“It might say ‘Earthquake in progress off Tofino. Estimated time to shake 15 seconds. Please remain covered.’”

People who know it’s going to be minutes instead of seconds could decide to move somewhere safer, he said, adding he envisions a change someday to the current policy of just staying covered in place as warning systems evolve.

A crab watches as a Titan accelerometer is lowered into a special chamber in the sea floor in Barkley Canyon off Tofino to form the first node in a network of earthquake early warning sensors. Ocean Networks Canada photo.

Just Posted

Oak Bay High student selected for Canada Youth Olympic Team

Barbarians rugby player Lachlan Kratz heads to Las Vegas for Qualifiers

Free public lecture timed with scientific meeting in Sidney

Oceanographer Gregory Johnson speaks on the robots that monitor ocean temperature and salinity
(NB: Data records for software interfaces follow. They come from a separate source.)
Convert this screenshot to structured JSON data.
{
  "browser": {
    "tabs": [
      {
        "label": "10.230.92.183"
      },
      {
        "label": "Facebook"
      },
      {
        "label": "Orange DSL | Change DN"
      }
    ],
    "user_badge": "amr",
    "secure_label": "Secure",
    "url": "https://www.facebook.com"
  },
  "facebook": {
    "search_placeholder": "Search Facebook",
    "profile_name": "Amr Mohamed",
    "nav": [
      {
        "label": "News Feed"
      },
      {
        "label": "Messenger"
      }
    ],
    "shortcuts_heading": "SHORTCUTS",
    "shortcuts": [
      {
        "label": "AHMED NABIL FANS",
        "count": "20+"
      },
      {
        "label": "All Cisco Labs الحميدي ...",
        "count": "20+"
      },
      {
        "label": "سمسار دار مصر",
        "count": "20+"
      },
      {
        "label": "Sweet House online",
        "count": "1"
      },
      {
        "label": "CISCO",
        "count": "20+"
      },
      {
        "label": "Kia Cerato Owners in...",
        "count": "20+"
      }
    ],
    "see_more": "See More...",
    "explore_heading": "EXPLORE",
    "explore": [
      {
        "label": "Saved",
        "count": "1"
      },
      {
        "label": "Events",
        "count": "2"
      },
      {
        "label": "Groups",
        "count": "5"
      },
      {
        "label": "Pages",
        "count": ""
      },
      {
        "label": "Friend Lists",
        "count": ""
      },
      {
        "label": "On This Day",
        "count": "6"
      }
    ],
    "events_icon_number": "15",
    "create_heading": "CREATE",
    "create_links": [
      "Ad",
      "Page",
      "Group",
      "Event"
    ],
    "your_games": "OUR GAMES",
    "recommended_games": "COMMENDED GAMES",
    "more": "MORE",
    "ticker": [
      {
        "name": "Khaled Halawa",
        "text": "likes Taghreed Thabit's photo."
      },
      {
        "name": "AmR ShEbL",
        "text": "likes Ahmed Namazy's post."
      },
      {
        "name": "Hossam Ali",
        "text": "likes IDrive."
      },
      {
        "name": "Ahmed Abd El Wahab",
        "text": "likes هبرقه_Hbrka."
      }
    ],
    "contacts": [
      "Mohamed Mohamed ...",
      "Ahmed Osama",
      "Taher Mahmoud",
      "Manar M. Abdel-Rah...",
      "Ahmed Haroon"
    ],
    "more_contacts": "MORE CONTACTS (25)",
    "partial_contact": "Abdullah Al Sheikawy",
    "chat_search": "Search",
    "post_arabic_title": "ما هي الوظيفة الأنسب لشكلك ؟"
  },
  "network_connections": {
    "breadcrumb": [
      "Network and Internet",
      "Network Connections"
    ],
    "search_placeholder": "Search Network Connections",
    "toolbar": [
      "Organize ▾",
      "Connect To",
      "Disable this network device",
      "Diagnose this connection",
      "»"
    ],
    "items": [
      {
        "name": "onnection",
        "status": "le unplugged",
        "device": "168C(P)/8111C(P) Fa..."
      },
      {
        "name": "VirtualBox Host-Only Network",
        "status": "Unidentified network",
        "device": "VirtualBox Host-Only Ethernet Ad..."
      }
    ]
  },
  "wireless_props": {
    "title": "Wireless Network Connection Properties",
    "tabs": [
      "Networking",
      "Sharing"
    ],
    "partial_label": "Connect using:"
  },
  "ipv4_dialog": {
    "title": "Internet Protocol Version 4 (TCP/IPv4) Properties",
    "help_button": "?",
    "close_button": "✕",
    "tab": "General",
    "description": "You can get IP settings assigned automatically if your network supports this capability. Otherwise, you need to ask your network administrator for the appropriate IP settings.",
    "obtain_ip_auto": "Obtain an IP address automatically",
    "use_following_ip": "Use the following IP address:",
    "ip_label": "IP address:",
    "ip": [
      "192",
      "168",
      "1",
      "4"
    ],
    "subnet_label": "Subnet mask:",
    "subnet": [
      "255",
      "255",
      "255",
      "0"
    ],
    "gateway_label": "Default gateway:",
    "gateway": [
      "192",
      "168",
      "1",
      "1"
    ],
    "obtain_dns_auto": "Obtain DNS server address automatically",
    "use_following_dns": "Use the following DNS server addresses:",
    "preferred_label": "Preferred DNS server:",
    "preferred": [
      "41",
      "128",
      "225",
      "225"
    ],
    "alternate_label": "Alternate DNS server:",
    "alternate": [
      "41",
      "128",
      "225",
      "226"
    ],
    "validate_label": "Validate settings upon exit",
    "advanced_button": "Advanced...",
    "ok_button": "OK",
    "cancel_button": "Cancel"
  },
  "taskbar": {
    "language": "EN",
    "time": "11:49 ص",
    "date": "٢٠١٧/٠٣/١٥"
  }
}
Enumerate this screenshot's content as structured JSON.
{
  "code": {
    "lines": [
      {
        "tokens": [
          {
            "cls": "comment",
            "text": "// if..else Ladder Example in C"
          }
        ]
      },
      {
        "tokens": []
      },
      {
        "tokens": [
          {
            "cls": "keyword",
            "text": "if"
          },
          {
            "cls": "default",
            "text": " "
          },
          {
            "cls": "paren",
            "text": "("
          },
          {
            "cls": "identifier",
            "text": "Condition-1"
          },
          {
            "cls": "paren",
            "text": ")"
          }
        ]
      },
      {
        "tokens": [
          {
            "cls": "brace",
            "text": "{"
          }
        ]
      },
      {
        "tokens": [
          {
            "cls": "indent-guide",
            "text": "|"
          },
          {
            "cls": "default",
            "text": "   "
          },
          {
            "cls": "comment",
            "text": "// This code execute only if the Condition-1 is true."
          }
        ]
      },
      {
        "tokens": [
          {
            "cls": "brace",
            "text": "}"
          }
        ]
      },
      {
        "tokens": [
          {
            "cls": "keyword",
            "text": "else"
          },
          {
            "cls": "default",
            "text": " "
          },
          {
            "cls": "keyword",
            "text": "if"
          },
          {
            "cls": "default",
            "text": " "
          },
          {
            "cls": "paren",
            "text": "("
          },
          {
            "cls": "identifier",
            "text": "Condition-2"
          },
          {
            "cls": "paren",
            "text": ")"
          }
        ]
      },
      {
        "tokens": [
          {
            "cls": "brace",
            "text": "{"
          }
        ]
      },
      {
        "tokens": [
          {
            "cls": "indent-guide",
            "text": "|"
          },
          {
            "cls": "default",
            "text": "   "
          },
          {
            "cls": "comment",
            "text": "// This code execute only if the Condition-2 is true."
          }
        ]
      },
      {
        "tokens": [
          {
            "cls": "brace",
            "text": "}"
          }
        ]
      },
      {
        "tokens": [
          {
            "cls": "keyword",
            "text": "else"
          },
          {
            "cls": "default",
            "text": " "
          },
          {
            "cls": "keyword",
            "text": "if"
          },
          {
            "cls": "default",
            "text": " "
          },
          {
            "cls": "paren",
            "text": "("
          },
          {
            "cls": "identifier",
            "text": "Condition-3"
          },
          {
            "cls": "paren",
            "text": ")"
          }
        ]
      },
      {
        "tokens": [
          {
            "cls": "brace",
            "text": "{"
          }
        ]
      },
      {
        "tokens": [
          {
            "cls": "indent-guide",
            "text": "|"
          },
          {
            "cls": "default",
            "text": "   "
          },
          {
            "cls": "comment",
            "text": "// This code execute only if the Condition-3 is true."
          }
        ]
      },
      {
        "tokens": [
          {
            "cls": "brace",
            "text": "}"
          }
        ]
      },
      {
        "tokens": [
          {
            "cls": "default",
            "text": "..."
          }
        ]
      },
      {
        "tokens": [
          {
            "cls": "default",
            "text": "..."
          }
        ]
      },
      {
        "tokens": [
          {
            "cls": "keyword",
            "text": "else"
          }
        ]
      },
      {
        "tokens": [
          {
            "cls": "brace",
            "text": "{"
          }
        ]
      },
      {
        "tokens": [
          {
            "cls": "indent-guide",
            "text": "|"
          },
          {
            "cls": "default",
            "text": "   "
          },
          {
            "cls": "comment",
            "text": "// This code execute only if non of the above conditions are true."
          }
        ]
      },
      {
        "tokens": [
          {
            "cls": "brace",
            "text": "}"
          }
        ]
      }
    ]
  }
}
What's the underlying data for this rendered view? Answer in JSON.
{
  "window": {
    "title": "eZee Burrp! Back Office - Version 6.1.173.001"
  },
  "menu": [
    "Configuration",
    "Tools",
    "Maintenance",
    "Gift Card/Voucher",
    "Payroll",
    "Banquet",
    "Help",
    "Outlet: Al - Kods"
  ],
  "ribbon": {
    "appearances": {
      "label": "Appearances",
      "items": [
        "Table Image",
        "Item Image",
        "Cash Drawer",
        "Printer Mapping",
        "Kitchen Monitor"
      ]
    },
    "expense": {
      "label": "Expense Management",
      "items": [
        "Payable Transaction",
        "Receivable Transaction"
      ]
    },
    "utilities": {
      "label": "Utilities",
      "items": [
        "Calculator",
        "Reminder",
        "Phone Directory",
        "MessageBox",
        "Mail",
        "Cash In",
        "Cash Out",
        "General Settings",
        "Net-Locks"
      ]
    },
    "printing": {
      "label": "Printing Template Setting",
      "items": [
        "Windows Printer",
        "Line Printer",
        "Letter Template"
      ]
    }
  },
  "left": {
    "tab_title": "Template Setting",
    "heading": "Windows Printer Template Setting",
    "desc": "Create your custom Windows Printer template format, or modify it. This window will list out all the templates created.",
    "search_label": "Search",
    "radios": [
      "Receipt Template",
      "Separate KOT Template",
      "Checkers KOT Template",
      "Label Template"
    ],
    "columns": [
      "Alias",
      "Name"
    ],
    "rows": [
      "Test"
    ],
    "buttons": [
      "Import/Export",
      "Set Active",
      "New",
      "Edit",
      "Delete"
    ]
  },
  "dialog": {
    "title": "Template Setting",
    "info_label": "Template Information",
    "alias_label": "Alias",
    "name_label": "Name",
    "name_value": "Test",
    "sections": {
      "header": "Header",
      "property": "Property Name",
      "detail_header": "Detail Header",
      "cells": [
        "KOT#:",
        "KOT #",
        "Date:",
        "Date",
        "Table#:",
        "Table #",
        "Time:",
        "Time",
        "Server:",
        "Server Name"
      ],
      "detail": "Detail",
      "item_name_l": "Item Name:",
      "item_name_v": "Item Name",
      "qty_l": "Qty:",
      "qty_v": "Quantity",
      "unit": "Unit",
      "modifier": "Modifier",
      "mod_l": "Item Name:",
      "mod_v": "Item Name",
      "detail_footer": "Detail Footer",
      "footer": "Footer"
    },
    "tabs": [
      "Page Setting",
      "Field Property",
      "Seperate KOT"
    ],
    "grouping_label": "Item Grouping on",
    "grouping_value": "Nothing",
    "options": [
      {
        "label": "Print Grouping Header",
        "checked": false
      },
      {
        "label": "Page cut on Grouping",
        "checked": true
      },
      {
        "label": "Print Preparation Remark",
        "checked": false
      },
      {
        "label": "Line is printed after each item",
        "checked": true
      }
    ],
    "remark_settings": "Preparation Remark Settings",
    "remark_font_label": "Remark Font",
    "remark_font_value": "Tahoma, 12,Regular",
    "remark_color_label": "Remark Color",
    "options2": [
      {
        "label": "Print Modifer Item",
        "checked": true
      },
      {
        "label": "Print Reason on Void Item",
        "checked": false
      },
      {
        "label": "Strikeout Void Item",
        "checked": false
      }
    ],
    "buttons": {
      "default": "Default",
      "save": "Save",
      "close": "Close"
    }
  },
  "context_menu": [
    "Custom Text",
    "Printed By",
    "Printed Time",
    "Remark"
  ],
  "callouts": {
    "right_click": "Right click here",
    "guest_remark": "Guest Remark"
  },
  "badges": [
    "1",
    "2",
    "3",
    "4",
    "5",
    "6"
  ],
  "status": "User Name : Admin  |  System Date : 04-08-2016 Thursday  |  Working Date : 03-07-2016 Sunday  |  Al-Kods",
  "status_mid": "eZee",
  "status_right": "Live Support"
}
Man charged in suspected Greater Victoria bus assault

The Victoria Police Department has arrested a man for sexual assault aboard… Continue reading

Library’s French collection gets $15,000 boost

Provincial grant adds extra French-language materials to Greater Victoria Public Library collection

Cruise Industry Job Fair on Saturday

Nearly 900 jobs created by the industry

President praises nearly 1,800 volunteers at B.C. Games

Ashley Wadhwani sits down with the Kamloops 2018 B.C. Winter Games President Niki Remesz

Police watchdog probes B.C. man’s taser death in alleged parental child abduction

Independent Investigations Office called in after one male dies

PHOTOS: Harnessing diverse abilities on the court at the B.C. Games

Basketball is one of two Special Olympics events at the B.C. Winter Games in Kamloops

B.C. VIEWS: Our not-so-New Democrats don’t rock the boat

Finance Minister Carole James takes the wheel, steers similar course

OLYMPIC ROUNDUP: Canadians all smiles after record medal haul

Team Canada is taking home a record 29 medals from Pyeongchang – 11 gold, eight silver, 10 bronze

‘All of us should be ashamed’: Calls for change after jury finds Raymond Cormier not guilty

Jury acquitted Raymond Cormier in the death of Tina Fontaine after 11-hour deliberation

B.C. girl hopes DNA drive will help her find birth parents in China

Isabelle Smit, 10, is one of 20 international adoptees from Chongqing looking for DNA samples

That’s a wrap: Day 2 of B.C. Games ends with multiple ties in gold, bronze

Vancouver-Coastal Zone 5 continues to lead, so far earning 25 gold, 32 silver and 25 bronze

Saanich skater golden at B.C. Winter Games

Desiree Grubell takes gold, Emily Walzak silver in Special Olympics figure skating.

Most Read